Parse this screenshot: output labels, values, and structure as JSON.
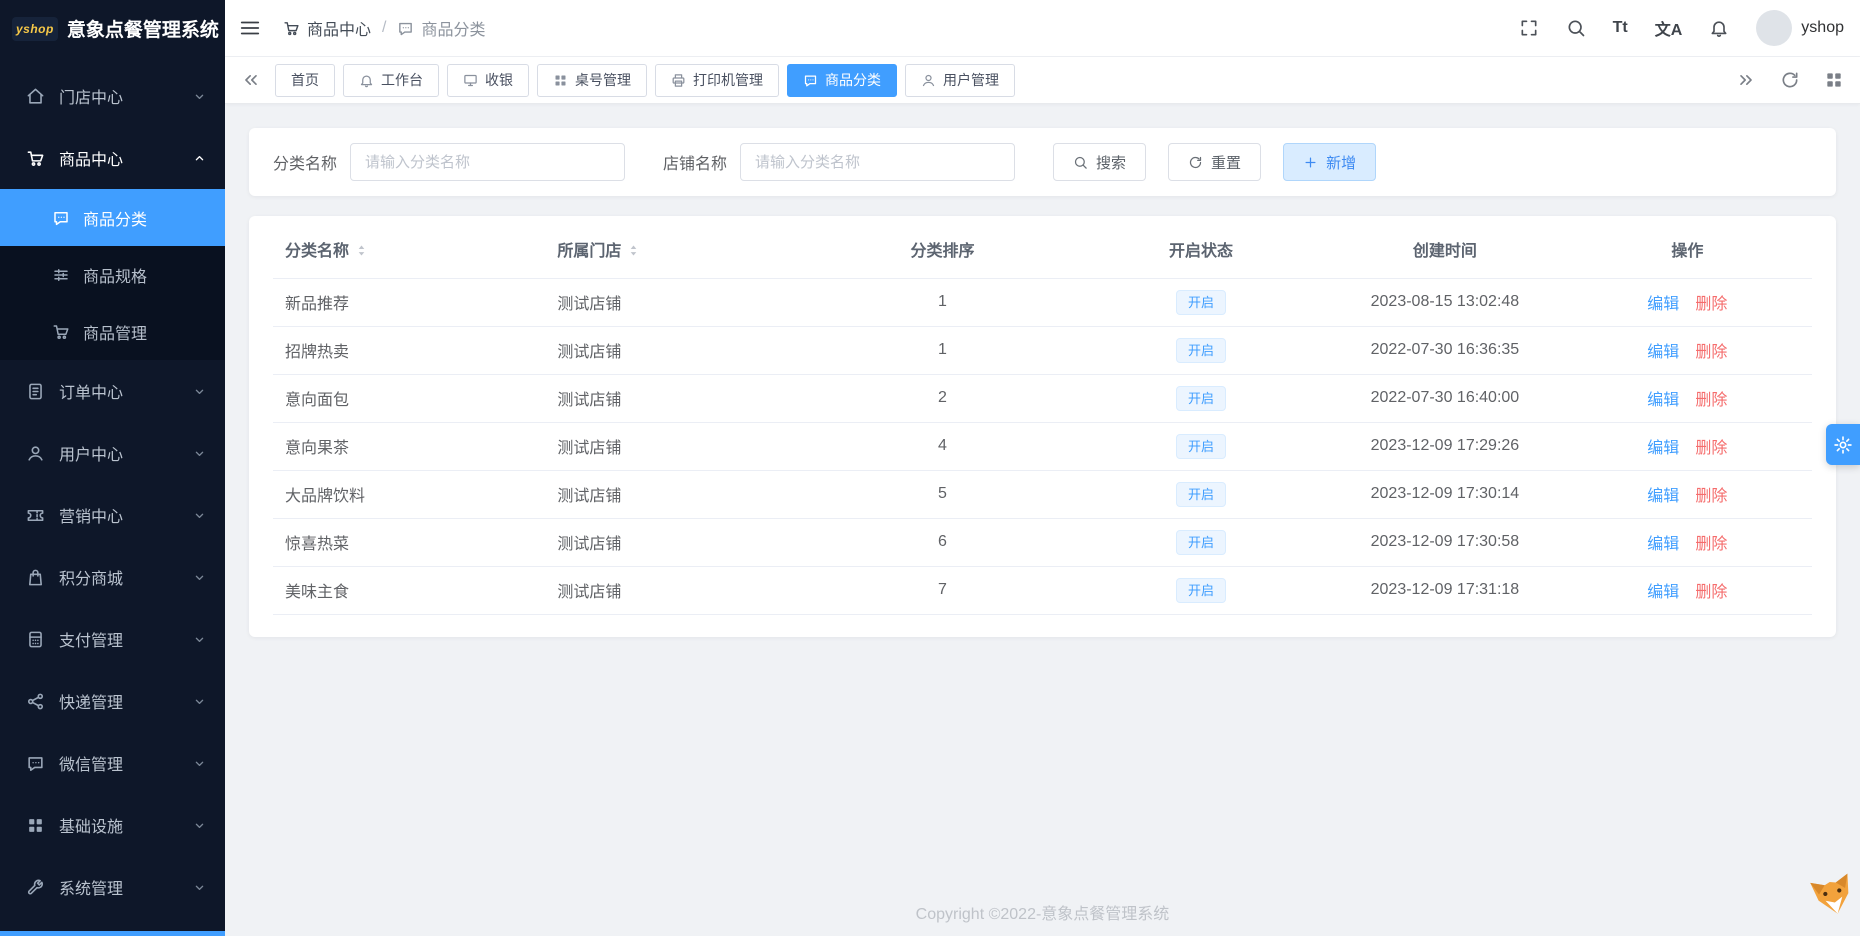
{
  "app": {
    "logo_text": "yshop",
    "title": "意象点餐管理系统"
  },
  "header": {
    "user_name": "yshop",
    "font_size_glyph": "Tt",
    "translate_glyph": "文A"
  },
  "breadcrumb": {
    "separator": "/",
    "items": [
      {
        "label": "商品中心"
      },
      {
        "label": "商品分类"
      }
    ]
  },
  "tabs": [
    {
      "label": "首页"
    },
    {
      "label": "工作台"
    },
    {
      "label": "收银"
    },
    {
      "label": "桌号管理"
    },
    {
      "label": "打印机管理"
    },
    {
      "label": "商品分类",
      "active": true
    },
    {
      "label": "用户管理"
    }
  ],
  "sidebar": {
    "items": [
      {
        "label": "门店中心"
      },
      {
        "label": "商品中心",
        "expanded": true,
        "children": [
          {
            "label": "商品分类",
            "active": true
          },
          {
            "label": "商品规格"
          },
          {
            "label": "商品管理"
          }
        ]
      },
      {
        "label": "订单中心"
      },
      {
        "label": "用户中心"
      },
      {
        "label": "营销中心"
      },
      {
        "label": "积分商城"
      },
      {
        "label": "支付管理"
      },
      {
        "label": "快递管理"
      },
      {
        "label": "微信管理"
      },
      {
        "label": "基础设施"
      },
      {
        "label": "系统管理"
      }
    ]
  },
  "filters": {
    "category_label": "分类名称",
    "category_placeholder": "请输入分类名称",
    "shop_label": "店铺名称",
    "shop_placeholder": "请输入分类名称",
    "search": "搜索",
    "reset": "重置",
    "add": "新增"
  },
  "table": {
    "columns": [
      "分类名称",
      "所属门店",
      "分类排序",
      "开启状态",
      "创建时间",
      "操作"
    ],
    "actions": {
      "edit": "编辑",
      "delete": "删除"
    },
    "rows": [
      {
        "name": "新品推荐",
        "store": "测试店铺",
        "sort": "1",
        "status": "开启",
        "created": "2023-08-15 13:02:48"
      },
      {
        "name": "招牌热卖",
        "store": "测试店铺",
        "sort": "1",
        "status": "开启",
        "created": "2022-07-30 16:36:35"
      },
      {
        "name": "意向面包",
        "store": "测试店铺",
        "sort": "2",
        "status": "开启",
        "created": "2022-07-30 16:40:00"
      },
      {
        "name": "意向果茶",
        "store": "测试店铺",
        "sort": "4",
        "status": "开启",
        "created": "2023-12-09 17:29:26"
      },
      {
        "name": "大品牌饮料",
        "store": "测试店铺",
        "sort": "5",
        "status": "开启",
        "created": "2023-12-09 17:30:14"
      },
      {
        "name": "惊喜热菜",
        "store": "测试店铺",
        "sort": "6",
        "status": "开启",
        "created": "2023-12-09 17:30:58"
      },
      {
        "name": "美味主食",
        "store": "测试店铺",
        "sort": "7",
        "status": "开启",
        "created": "2023-12-09 17:31:18"
      }
    ]
  },
  "footer": {
    "copyright": "Copyright ©2022-意象点餐管理系统"
  },
  "colors": {
    "primary": "#409eff",
    "danger": "#f56c6c",
    "sidebar_bg": "#0e1729"
  }
}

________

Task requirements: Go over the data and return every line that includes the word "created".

Expected answer:
        "created": "2023-08-15 13:02:48"
        "created": "2022-07-30 16:36:35"
        "created": "2022-07-30 16:40:00"
        "created": "2023-12-09 17:29:26"
        "created": "2023-12-09 17:30:14"
        "created": "2023-12-09 17:30:58"
        "created": "2023-12-09 17:31:18"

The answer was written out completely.